While the disclosed embodiment utilizes the combination of the multilayer coating in combination with a circular polarizer, it is recognized that the multilayer coating may be used by itself. This type of structure would still provide antiglare and also allow the CRT to be used with a capacitivecoupled voltage pen. However, without the circular polarizer, suppression of high diffusion reflection is not attained whereby diffused reflected light would be visible to the operator.
While the invention has been particularly shown and described with reference to the preferred embodiment thereof, it will be understood by those skilled in the art that various changes in form and details may be made therein without departing from the spirit and scope of the invention.
1. An antiglare cathode-ray tube faceplate coating for use in a graphic display system having a capacitive-coupled voltage pen input comprising:
a first surface which forms the faceplate of said cathode ray tube;
a first layer of transparent crystalline material bonded to said first surface having a refractive index in the range of 1.60 to 1.80 and a thickness which is a factor of M4 where A is a wavelength of light in the visible region of the spec trum; a second layer of transparent semiconductor material bonded to said first layer having a refractive index in the range of 1.90 to 2.60 and a thickness which is a factor of )t/4 where )t is a wavelength of light in the visible region of the spectrum; and a third layer of transparent dielectric material bonded to said second layer and forming an outer surface, said third layer having an index of refraction in the range of 1.35 to 1.50 and a thickness which is a factor of /\/4 where A is a wavelength of light in the visible region of the spectrum.
2. An antiglare cathode-ray tube faceplate coating for use in a graphic display system having a capacitive-coupled voltage pen input comprising:
a first surface which forms the faceplate of said cathode-ray tube;
a circular polarizer bonded to said first surface for suppressing reflected light from said faceplate;
a first layer of transparent crystalline material bonded to said circular polarizer having a refractive index in the range of 1.60 to 1.80 and a thickness which is a factor of )t/4 where A is a wavelength of light in the visible region of the spectrum;
a second layer of transparent semiconductor material bonded to said first layer having a refractive index in the range of 1.90 to 2.60 and a thickness which is a factor of AM where A is a wavelength of light in the visible region of the spectrum; I
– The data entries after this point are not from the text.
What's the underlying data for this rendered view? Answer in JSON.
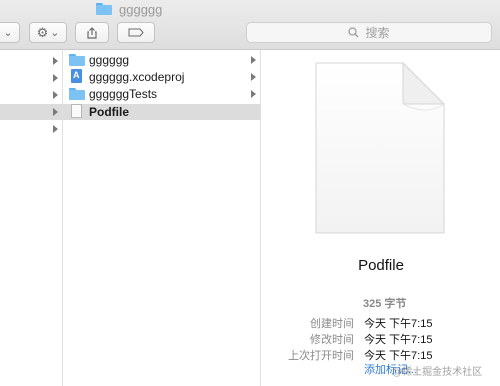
{
  "window": {
    "title": "gggggg"
  },
  "toolbar": {
    "search_placeholder": "搜索"
  },
  "files": [
    {
      "name": "gggggg",
      "icon": "folder-icon",
      "has_children": true,
      "selected": false
    },
    {
      "name": "gggggg.xcodeproj",
      "icon": "xcodeproj-icon",
      "has_children": true,
      "selected": false
    },
    {
      "name": "ggggggTests",
      "icon": "folder-icon",
      "has_children": true,
      "selected": false
    },
    {
      "name": "Podfile",
      "icon": "document-icon",
      "has_children": false,
      "selected": true
    }
  ],
  "preview": {
    "file_name": "Podfile",
    "size": "325 字节",
    "meta": [
      {
        "label": "创建时间",
        "value": "今天 下午7:15"
      },
      {
        "label": "修改时间",
        "value": "今天 下午7:15"
      },
      {
        "label": "上次打开时间",
        "value": "今天 下午7:15"
      }
    ],
    "add_tags": "添加标记..."
  },
  "watermark": "@稀土掘金技术社区",
  "colors": {
    "selection": "#dcdcdc",
    "folder": "#7cc2f5",
    "link": "#2d7cd6"
  }
}
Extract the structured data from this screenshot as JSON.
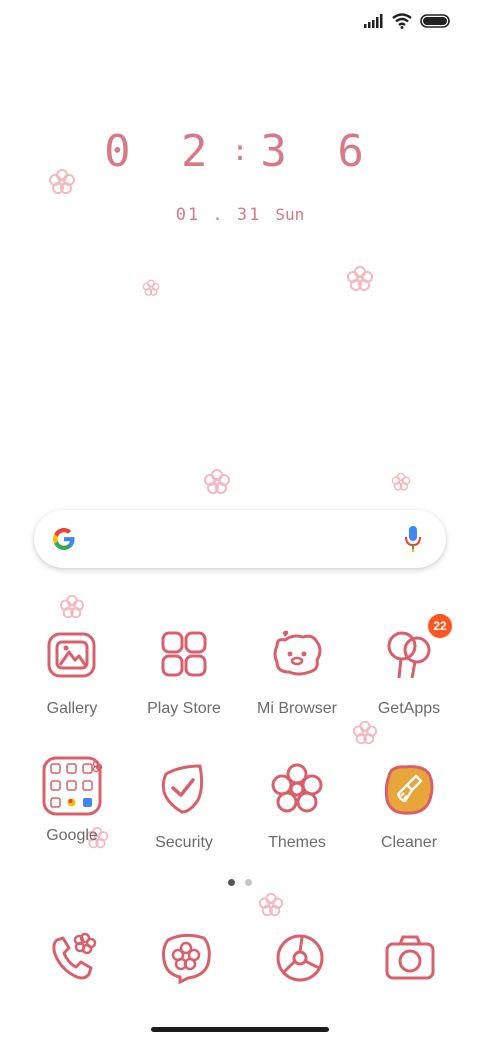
{
  "lockscreen": {
    "hour": "0 2",
    "minute": "3 6",
    "separator": ":",
    "date": "01 . 31",
    "weekday": "Sun",
    "accent_color": "#d9606b"
  },
  "status_bar": {
    "icons": [
      "signal-icon",
      "wifi-icon",
      "battery-icon"
    ]
  },
  "search_bar": {
    "logo": "google-g-icon",
    "mic": "mic-icon"
  },
  "apps_row1": [
    {
      "label": "Gallery",
      "icon": "gallery-icon"
    },
    {
      "label": "Play Store",
      "icon": "play-store-icon"
    },
    {
      "label": "Mi Browser",
      "icon": "mi-browser-icon"
    },
    {
      "label": "GetApps",
      "icon": "getapps-icon",
      "badge": "22"
    }
  ],
  "apps_row2": [
    {
      "label": "Google",
      "icon": "google-folder-icon"
    },
    {
      "label": "Security",
      "icon": "security-icon"
    },
    {
      "label": "Themes",
      "icon": "themes-icon"
    },
    {
      "label": "Cleaner",
      "icon": "cleaner-icon"
    }
  ],
  "page_indicator": {
    "pages": 2,
    "current": 1
  },
  "dock": [
    {
      "icon": "phone-icon"
    },
    {
      "icon": "messages-icon"
    },
    {
      "icon": "chrome-icon"
    },
    {
      "icon": "camera-icon"
    }
  ]
}
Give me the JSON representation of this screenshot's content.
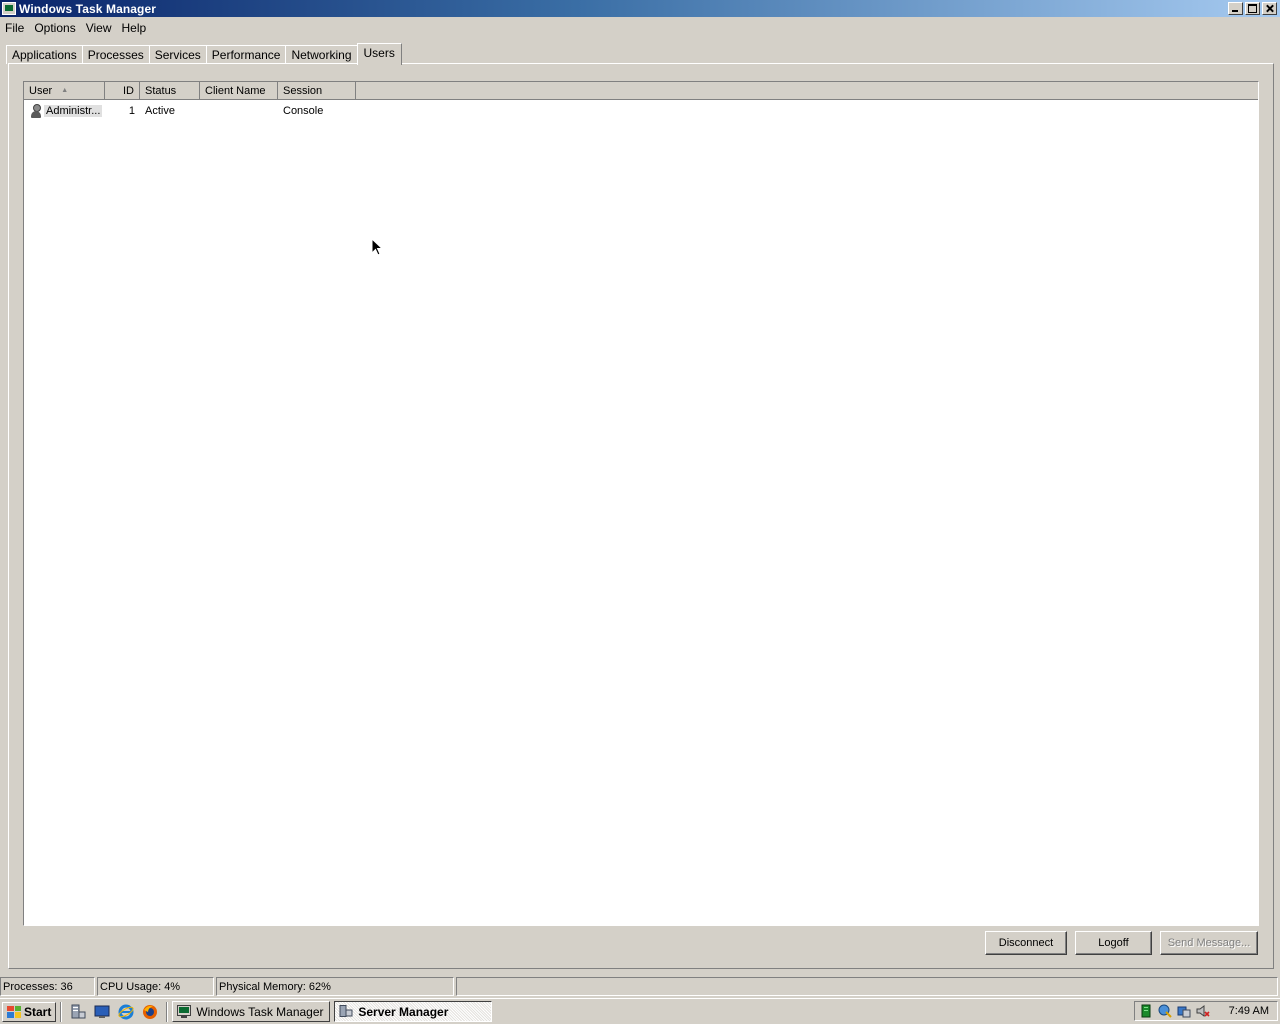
{
  "window": {
    "title": "Windows Task Manager"
  },
  "menu": [
    "File",
    "Options",
    "View",
    "Help"
  ],
  "tabs": [
    {
      "label": "Applications",
      "active": false
    },
    {
      "label": "Processes",
      "active": false
    },
    {
      "label": "Services",
      "active": false
    },
    {
      "label": "Performance",
      "active": false
    },
    {
      "label": "Networking",
      "active": false
    },
    {
      "label": "Users",
      "active": true
    }
  ],
  "users_table": {
    "columns": {
      "user": "User",
      "id": "ID",
      "status": "Status",
      "client_name": "Client Name",
      "session": "Session"
    },
    "sorted_by": "User",
    "sort_direction": "ascending",
    "rows": [
      {
        "user": "Administr...",
        "id": "1",
        "status": "Active",
        "client_name": "",
        "session": "Console",
        "icon": "user-icon"
      }
    ]
  },
  "buttons": {
    "disconnect": "Disconnect",
    "logoff": "Logoff",
    "send_message": "Send Message..."
  },
  "status_bar": {
    "processes": "Processes: 36",
    "cpu": "CPU Usage: 4%",
    "memory": "Physical Memory: 62%"
  },
  "taskbar": {
    "start": "Start",
    "quick_launch": [
      "server-manager-icon",
      "show-desktop-icon",
      "internet-explorer-icon",
      "firefox-icon"
    ],
    "tasks": [
      {
        "label": "Windows Task Manager",
        "active": false
      },
      {
        "label": "Server Manager",
        "active": true
      }
    ],
    "tray_icons": [
      "network-icon",
      "security-icon",
      "update-icon",
      "volume-muted-icon"
    ],
    "clock": "7:49 AM"
  },
  "colors": {
    "title_start": "#0a246a",
    "title_end": "#a6caf0",
    "face": "#d4d0c8"
  }
}
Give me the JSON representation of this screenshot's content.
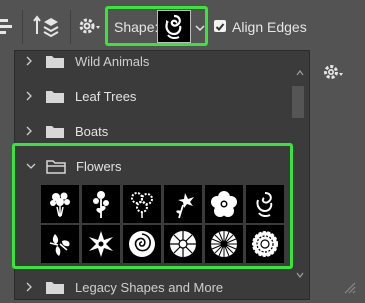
{
  "toolbar": {
    "shape_label": "Shape:",
    "align_edges_label": "Align Edges",
    "align_edges_checked": true
  },
  "panel": {
    "groups": [
      {
        "label": "Wild Animals",
        "expanded": false,
        "partial": true
      },
      {
        "label": "Leaf Trees",
        "expanded": false
      },
      {
        "label": "Boats",
        "expanded": false
      },
      {
        "label": "Flowers",
        "expanded": true
      },
      {
        "label": "Legacy Shapes and More",
        "expanded": false,
        "partial": true
      }
    ],
    "flower_shapes": [
      "flower-bouquet-icon",
      "flower-stem-icon",
      "daisy-cluster-icon",
      "lily-icon",
      "five-petal-flower-icon",
      "swirl-flower-icon",
      "orchid-icon",
      "lotus-icon",
      "rose-icon",
      "round-flower-icon",
      "daisy-icon",
      "chrysanthemum-icon"
    ]
  },
  "colors": {
    "highlight": "#39e53b",
    "panel_bg": "#3b3b3b",
    "toolbar_bg": "#535353"
  }
}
a third layer of transparent dielectric material bonded to said second layer and forming an outer surface;
said third layer having a refractive index in the range of 1.35 to 1.50 and a thickness which is a factor of M4 where )t is a wavelength of light in the visible region of the spectrum.
3. The structure as defined in claim 2 wherein said circular polarizer comprises a single plane polarizing film mated with a quarter-wavelength retarder, where said wavelength is chosen in the visible spectrum.
4. The structure as defined in claim 3 wherein the thickness of said first, second, and third layers are factors of 11/4 where A is the wavelength of light at 550nm. in the visible region.